It all started when a letter from the Defense Department— dated but unsigned — began circulating on social media that appeared to reveal U.S. plans to pull out of Iraq after nearly 17 years.
Addressed to an official at Iraq’s defense ministry, the letter said American forces would be “repositioning” to prepare for “onward movement” following the vote in the Iraqi parliament.
Defense officials scrambled to respond, sending out the nation’s top military officer to tell reporters that it was all a mistake, and the letter was just a draft that should not have been released.
It was heavy-duty damage control.
“There is no onward movement. Honest mistake,” said General Mark Milley, the chairman of the Joint Chief’s of Staff.
“There’s been no decision whatsoever to leave Iraq,” echoed U.S. Defense Secretary Mark Espy.

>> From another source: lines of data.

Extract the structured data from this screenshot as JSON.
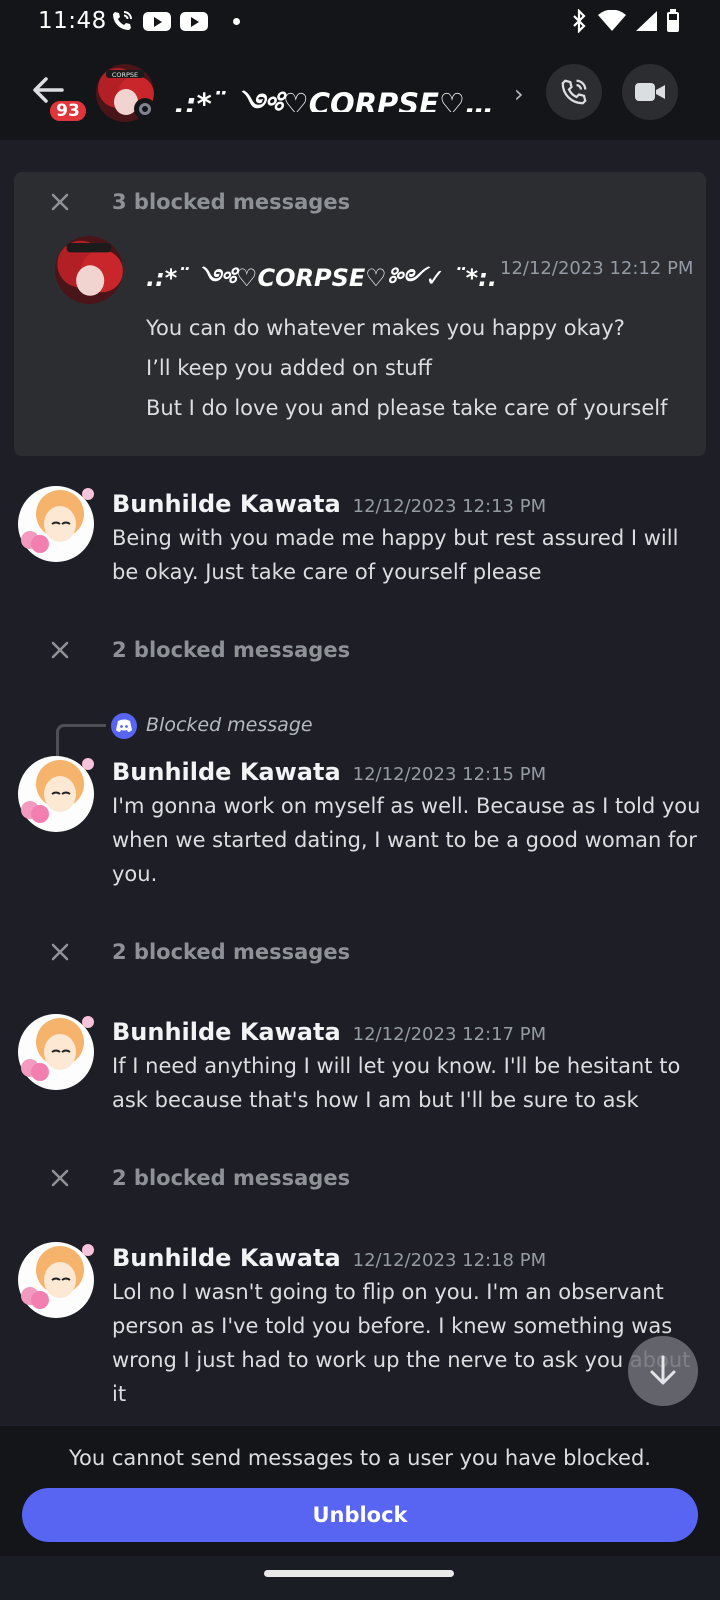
{
  "status_bar": {
    "time": "11:48"
  },
  "header": {
    "unread_badge": "93",
    "channel_name": ".:*¨ ༺♡CORPSE♡…",
    "avatar_label": "CORPSE"
  },
  "expanded_block": {
    "count_label": "3 blocked messages",
    "author": ".:*¨ ༺♡CORPSE♡༻✓ ¨*:.",
    "timestamp": "12/12/2023 12:12 PM",
    "lines": [
      "You can do whatever makes you happy okay?",
      "I’ll keep you added on stuff",
      "But I do love you and please take care of yourself"
    ]
  },
  "messages": [
    {
      "author": "Bunhilde Kawata",
      "timestamp": "12/12/2023 12:13 PM",
      "text": "Being with you made me happy but rest assured I will be okay. Just take care of yourself please"
    },
    {
      "author": "Bunhilde Kawata",
      "timestamp": "12/12/2023 12:15 PM",
      "text": "I'm gonna work on myself as well. Because as I told you when we started dating, I want to be a good woman for you."
    },
    {
      "author": "Bunhilde Kawata",
      "timestamp": "12/12/2023 12:17 PM",
      "text": "If I need anything I will let you know.  I'll be hesitant to ask because that's how I am but I'll be sure to ask"
    },
    {
      "author": "Bunhilde Kawata",
      "timestamp": "12/12/2023 12:18 PM",
      "text": "Lol no I wasn't going to flip on you. I'm an observant person as I've told you before. I knew something was wrong I just had to work up the nerve to ask you about it"
    }
  ],
  "blocked_groups": [
    "2 blocked messages",
    "2 blocked messages",
    "2 blocked messages"
  ],
  "reply_preview": "Blocked message",
  "footer": {
    "note": "You cannot send messages to a user you have blocked.",
    "unblock_label": "Unblock"
  },
  "colors": {
    "accent": "#5865f2",
    "badge": "#e1353c",
    "background": "#1e1f26"
  }
}
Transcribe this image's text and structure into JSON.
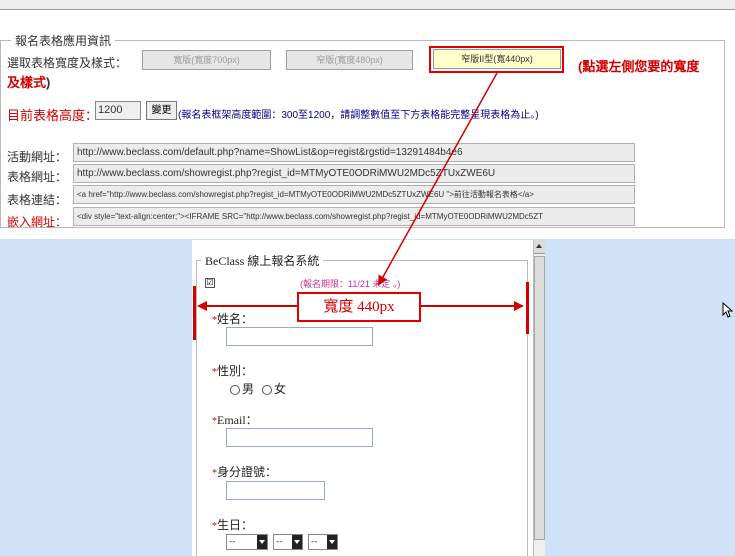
{
  "config": {
    "legend": "報名表格應用資訊",
    "width_style_label": "選取表格寬度及樣式：",
    "buttons": [
      {
        "label": "寬版(寬度700px)",
        "selected": false
      },
      {
        "label": "窄版(寬度480px)",
        "selected": false
      },
      {
        "label": "窄版II型(寬440px)",
        "selected": true
      }
    ],
    "instruction_part1": "(點選左側您要的寬度",
    "instruction_part2": "及樣式",
    "instruction_part3": ")",
    "height_label": "目前表格高度",
    "height_sep": "：",
    "height_value": "1200",
    "change_button": "變更",
    "height_hint": "(報名表框架高度範圍：300至1200，請調整數值至下方表格能完整呈現表格為止。)",
    "rows": [
      {
        "label": "活動網址：",
        "value": "http://www.beclass.com/default.php?name=ShowList&op=regist&rgstid=13291484b4e6"
      },
      {
        "label": "表格網址：",
        "value": "http://www.beclass.com/showregist.php?regist_id=MTMyOTE0ODRiMWU2MDc5ZTUxZWE6U"
      },
      {
        "label": "表格連結：",
        "value": "<a href=\"http://www.beclass.com/showregist.php?regist_id=MTMyOTE0ODRiMWU2MDc5ZTUxZWE6U                 \">前往活動報名表格</a>"
      },
      {
        "label": "嵌入網址：",
        "value": "<div style=\"text-align:center;\"><IFRAME SRC=\"http://www.beclass.com/showregist.php?regist_id=MTMyOTE0ODRiMWU2MDc5ZT"
      }
    ]
  },
  "form": {
    "legend": "BeClass 線上報名系統",
    "check_mark": "☑",
    "notice": "(報名期限：11/21 未定 。)",
    "width_label": "寬度 440px",
    "fields": [
      {
        "label": "姓名：",
        "star": "*"
      },
      {
        "label": "性別：",
        "star": "*"
      },
      {
        "label": "Email：",
        "star": "*"
      },
      {
        "label": "身分證號：",
        "star": "*"
      },
      {
        "label": "生日：",
        "star": "*"
      }
    ],
    "gender_options": [
      "男",
      "女"
    ],
    "birthday_selects": [
      "--",
      "--",
      "--"
    ]
  },
  "colors": {
    "accent_red": "#d40000",
    "background_blue": "#cfe2f7",
    "selected_button": "#ffffcc"
  }
}
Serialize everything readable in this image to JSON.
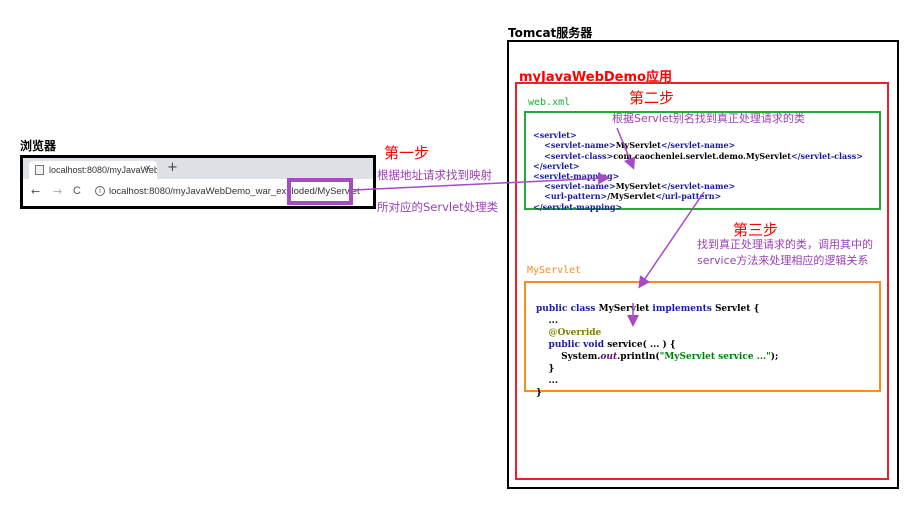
{
  "browser": {
    "title": "浏览器",
    "tab_title": "localhost:8080/myJavaWebDe",
    "tab_close": "×",
    "new_tab": "+",
    "back": "←",
    "forward": "→",
    "reload": "C",
    "info": "i",
    "url": "localhost:8080/myJavaWebDemo_war_exploded/MyServlet"
  },
  "tomcat": {
    "title": "Tomcat服务器",
    "app_title": "myJavaWebDemo应用",
    "web_xml_label": "web.xml",
    "servlet_label": "MyServlet"
  },
  "steps": {
    "step1": "第一步",
    "step1_note_line1": "根据地址请求找到映射",
    "step1_note_line2": "所对应的Servlet处理类",
    "step2": "第二步",
    "step2_note": "根据Servlet别名找到真正处理请求的类",
    "step3": "第三步",
    "step3_note_line1": "找到真正处理请求的类，调用其中的",
    "step3_note_line2": "service方法来处理相应的逻辑关系"
  },
  "web_xml": {
    "l1_tag": "<servlet>",
    "l2_open": "<servlet-name>",
    "l2_text": "MyServlet",
    "l2_close": "</servlet-name>",
    "l3_open": "<servlet-class>",
    "l3_text": "com.caochenlei.servlet.demo.MyServlet",
    "l3_close": "</servlet-class>",
    "l4_tag": "</servlet>",
    "l5_tag": "<servlet-mapping>",
    "l6_open": "<servlet-name>",
    "l6_text": "MyServlet",
    "l6_close": "</servlet-name>",
    "l7_open": "<url-pattern>",
    "l7_text": "/MyServlet",
    "l7_close": "</url-pattern>",
    "l8_tag": "</servlet-mapping>"
  },
  "servlet_code": {
    "l1_kw": "public class ",
    "l1_name": "MyServlet ",
    "l1_kw2": "implements ",
    "l1_rest": "Servlet {",
    "l2": "...",
    "l3": "@Override",
    "l4_kw": "public void ",
    "l4_rest": "service( ... ) {",
    "l5_a": "System.",
    "l5_field": "out",
    "l5_b": ".println(",
    "l5_str": "\"MyServlet service ...\"",
    "l5_c": ");",
    "l6": "}",
    "l7": "...",
    "l8": "}"
  },
  "colors": {
    "arrow": "#a64bc4",
    "red": "#e8222a",
    "green": "#22aa3a",
    "orange": "#ff8a1f"
  }
}
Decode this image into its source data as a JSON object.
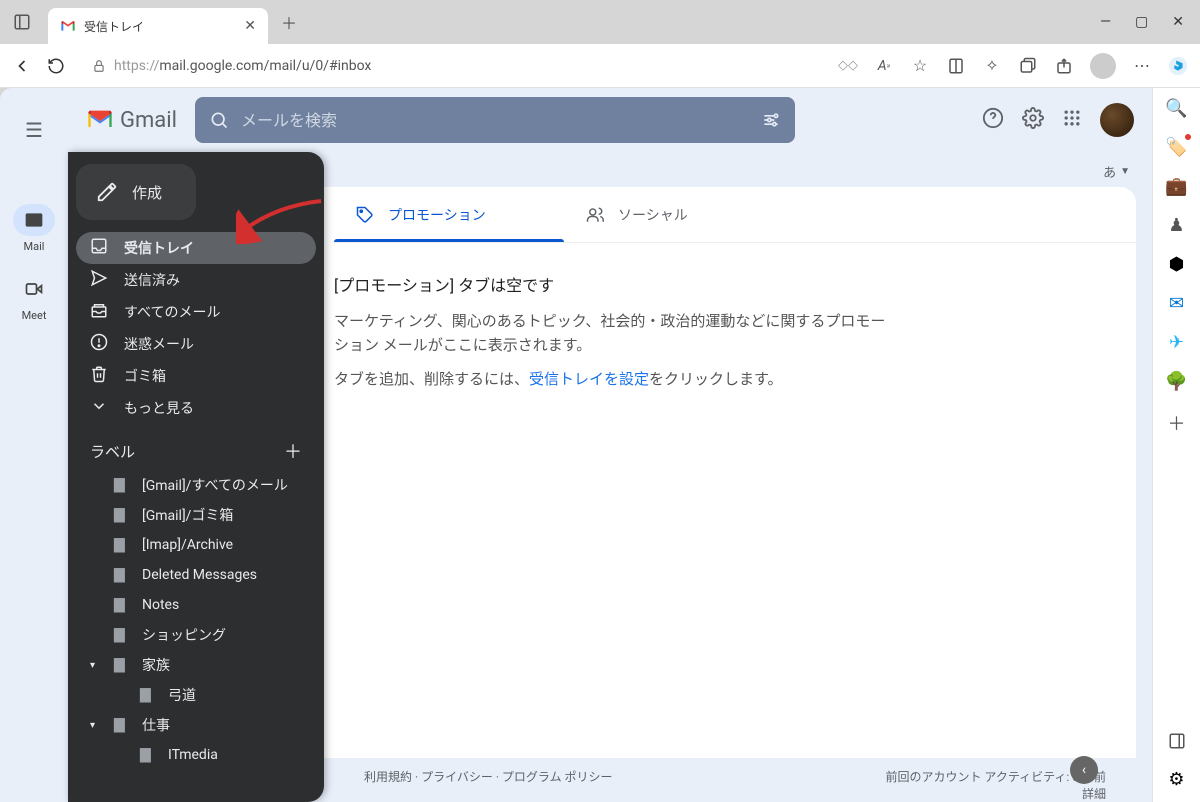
{
  "browser": {
    "tab_title": "受信トレイ",
    "url_proto": "https://",
    "url_rest": "mail.google.com/mail/u/0/#inbox"
  },
  "rail": {
    "mail": "Mail",
    "meet": "Meet"
  },
  "header": {
    "logo_text": "Gmail",
    "search_placeholder": "メールを検索",
    "lang_label": "あ"
  },
  "compose": {
    "label": "作成"
  },
  "nav": {
    "items": [
      {
        "label": "受信トレイ",
        "icon": "inbox"
      },
      {
        "label": "送信済み",
        "icon": "send"
      },
      {
        "label": "すべてのメール",
        "icon": "stack"
      },
      {
        "label": "迷惑メール",
        "icon": "spam"
      },
      {
        "label": "ゴミ箱",
        "icon": "trash"
      },
      {
        "label": "もっと見る",
        "icon": "expand"
      }
    ]
  },
  "labels": {
    "header": "ラベル",
    "items": [
      {
        "label": "[Gmail]/すべてのメール",
        "expandable": false,
        "indent": 0
      },
      {
        "label": "[Gmail]/ゴミ箱",
        "expandable": false,
        "indent": 0
      },
      {
        "label": "[Imap]/Archive",
        "expandable": false,
        "indent": 0
      },
      {
        "label": "Deleted Messages",
        "expandable": false,
        "indent": 0
      },
      {
        "label": "Notes",
        "expandable": false,
        "indent": 0
      },
      {
        "label": "ショッピング",
        "expandable": false,
        "indent": 0
      },
      {
        "label": "家族",
        "expandable": true,
        "indent": 0
      },
      {
        "label": "弓道",
        "expandable": false,
        "indent": 1
      },
      {
        "label": "仕事",
        "expandable": true,
        "indent": 0
      },
      {
        "label": "ITmedia",
        "expandable": false,
        "indent": 1
      }
    ]
  },
  "tabs": {
    "promotions": "プロモーション",
    "social": "ソーシャル"
  },
  "empty": {
    "title": "[プロモーション] タブは空です",
    "desc": "マーケティング、関心のあるトピック、社会的・政治的運動などに関するプロモーション メールがここに表示されます。",
    "action_pre": "タブを追加、削除するには、",
    "action_link": "受信トレイを設定",
    "action_post": "をクリックします。"
  },
  "footer": {
    "left": "利用規約 · プライバシー · プログラム ポリシー",
    "right_top": "前回のアカウント アクティビティ: 0 分前",
    "right_bottom": "詳細"
  }
}
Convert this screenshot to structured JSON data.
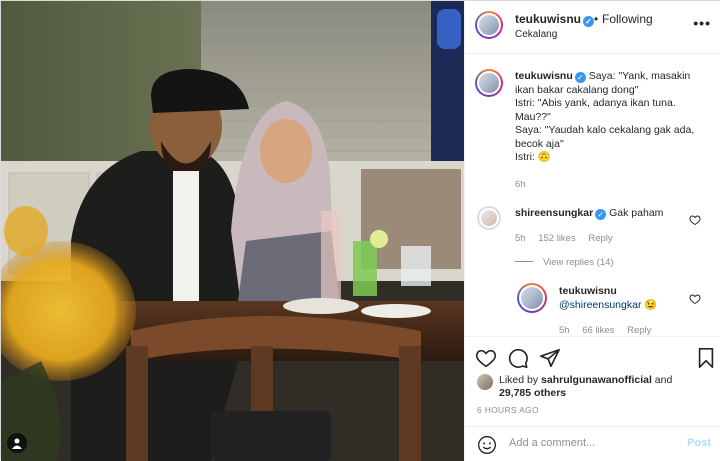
{
  "post": {
    "username": "teukuwisnu",
    "follow_status": "Following",
    "location": "Cekalang",
    "more_label": "•••"
  },
  "caption": {
    "username": "teukuwisnu",
    "lines": [
      "Saya: \"Yank, masakin",
      "ikan bakar cakalang dong\"",
      "Istri: \"Abis yank, adanya ikan tuna.",
      "Mau??\"",
      "Saya: \"Yaudah kalo cekalang gak ada,",
      "becok aja\"",
      "Istri: 🙃"
    ],
    "time": "6h"
  },
  "comments": [
    {
      "username": "shireensungkar",
      "text": "Gak paham",
      "time": "5h",
      "likes": "152 likes",
      "reply": "Reply"
    }
  ],
  "view_replies": "View replies (14)",
  "reply": {
    "username": "teukuwisnu",
    "mention": "@shireensungkar",
    "emoji": "😉",
    "time": "5h",
    "likes": "66 likes",
    "reply": "Reply"
  },
  "likes": {
    "prefix": "Liked by ",
    "user": "sahrulgunawanofficial",
    "middle": " and",
    "count": "29,785 others"
  },
  "timestamp": "6 HOURS AGO",
  "add_comment": {
    "placeholder": "Add a comment...",
    "post": "Post"
  },
  "colors": {
    "verified": "#3897f0",
    "post_button": "#b2dffc",
    "text": "#262626",
    "muted": "#8e8e8e"
  }
}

It was not, to put it mildly “a good look” for the Pentagon at a time of rising tensions. And it seemed eerily reminiscent of the kind of communications chaos we have grown to expect from the Trump White House.
This is a president who seems intent on conducting foreign policy by tweet. Most of the congressional leadership was kept in the dark about the plan to go after Soleimani, as were key allies abroad.
All this at a time when Donald Trump is facing an impeachment trial in the U.S. Senate. As Politico — the online daily journal of U.S. politics — put it:
“Lawmakers are left struggling to prioritize the two dramas — and could for weeks if Iran retaliates against the United States while the Senate considers removing Trump. It’s a microcosm of Trump’s frenetic presidency: The plodding pace of Congress has it barely keeping up as an institution.”
Yes, this has become the season of the three I’s in America: Iran, Impeachment and Iowa.
Why Iowa? It is the first test of the 2020 U.S presidential campaign. Voters in this midwestern, largely agricultural state will state their preferences for the Democratic Party nomination on February 3rd.
All the Democratic contenders have been speaking out about the decision to kill Soleimani. All agree that he needed to be brought to justice somehow for sowing terror and chaos across the Middle East… and all worry about the consequences of Trump’s decision to do it by assassination.
Former Vice President Joe Biden summed it up best:
“President Trump just tossed a stick of dynamite into a tinderbox.”
Five days after the killing of Qasem Soleimani, at least a dozen ballistic missiles launched from inside Iran hit military bases in Iraq that house U.S. and coalition forces.
No one was killed but it could have been a nerve-rattling early warning shot — the real retaliation could come much later.
For his part, President Trump intially responded to the Iranian attack in his usual fashion, with a tweet. “All is well,” he said.
No, Mr. President. All is NOT well.